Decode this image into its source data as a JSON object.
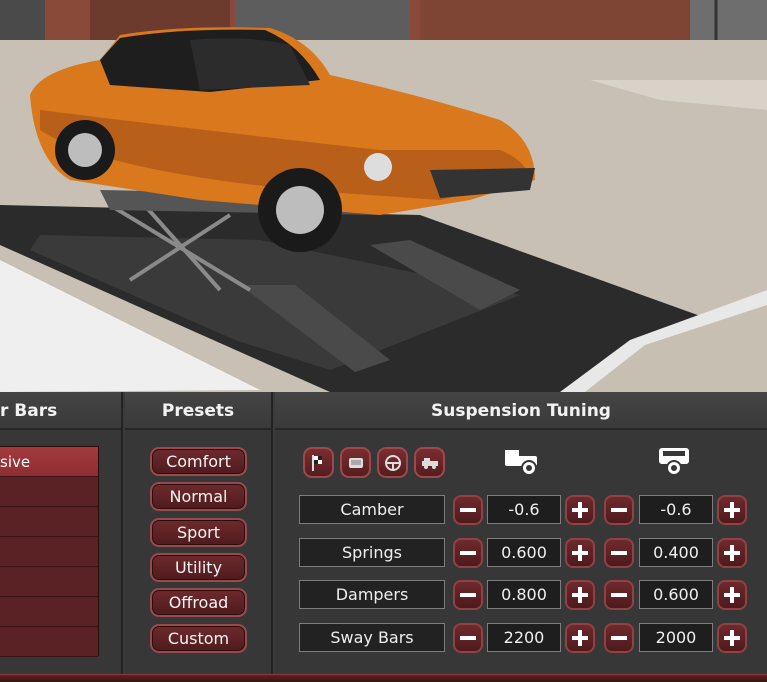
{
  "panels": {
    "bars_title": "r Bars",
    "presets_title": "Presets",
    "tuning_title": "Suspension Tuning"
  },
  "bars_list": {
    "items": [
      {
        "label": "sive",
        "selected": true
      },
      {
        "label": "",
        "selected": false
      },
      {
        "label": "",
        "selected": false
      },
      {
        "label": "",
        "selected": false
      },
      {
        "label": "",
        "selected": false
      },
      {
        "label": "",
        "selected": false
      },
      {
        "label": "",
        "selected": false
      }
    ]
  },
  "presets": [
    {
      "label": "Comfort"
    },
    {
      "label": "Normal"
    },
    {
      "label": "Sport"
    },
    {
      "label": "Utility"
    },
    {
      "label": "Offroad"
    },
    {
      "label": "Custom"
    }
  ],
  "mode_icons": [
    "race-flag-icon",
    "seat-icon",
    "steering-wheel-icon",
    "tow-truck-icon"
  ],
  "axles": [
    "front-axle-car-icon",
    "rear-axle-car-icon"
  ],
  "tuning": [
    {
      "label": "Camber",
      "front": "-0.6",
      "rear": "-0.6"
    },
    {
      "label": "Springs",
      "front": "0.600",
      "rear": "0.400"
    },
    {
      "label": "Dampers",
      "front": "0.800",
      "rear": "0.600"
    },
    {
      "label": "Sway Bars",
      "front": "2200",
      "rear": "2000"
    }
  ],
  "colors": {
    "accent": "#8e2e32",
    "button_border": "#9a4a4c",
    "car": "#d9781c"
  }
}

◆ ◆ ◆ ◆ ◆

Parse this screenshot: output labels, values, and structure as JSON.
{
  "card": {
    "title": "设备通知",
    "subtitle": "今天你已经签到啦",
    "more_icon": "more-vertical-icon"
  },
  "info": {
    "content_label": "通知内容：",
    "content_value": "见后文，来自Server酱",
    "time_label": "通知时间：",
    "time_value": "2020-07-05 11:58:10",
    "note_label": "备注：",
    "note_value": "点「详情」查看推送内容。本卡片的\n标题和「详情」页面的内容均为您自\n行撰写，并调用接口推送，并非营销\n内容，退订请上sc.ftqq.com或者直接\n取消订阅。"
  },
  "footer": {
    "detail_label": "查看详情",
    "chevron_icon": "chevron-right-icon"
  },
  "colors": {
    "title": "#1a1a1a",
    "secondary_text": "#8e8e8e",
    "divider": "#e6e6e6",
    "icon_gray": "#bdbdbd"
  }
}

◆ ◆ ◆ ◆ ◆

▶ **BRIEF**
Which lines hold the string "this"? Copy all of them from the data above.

▶ **ANSWER SPACE**
Decode this image into its source data as a JSON object.
Parse this screenshot: output labels, values, and structure as JSON.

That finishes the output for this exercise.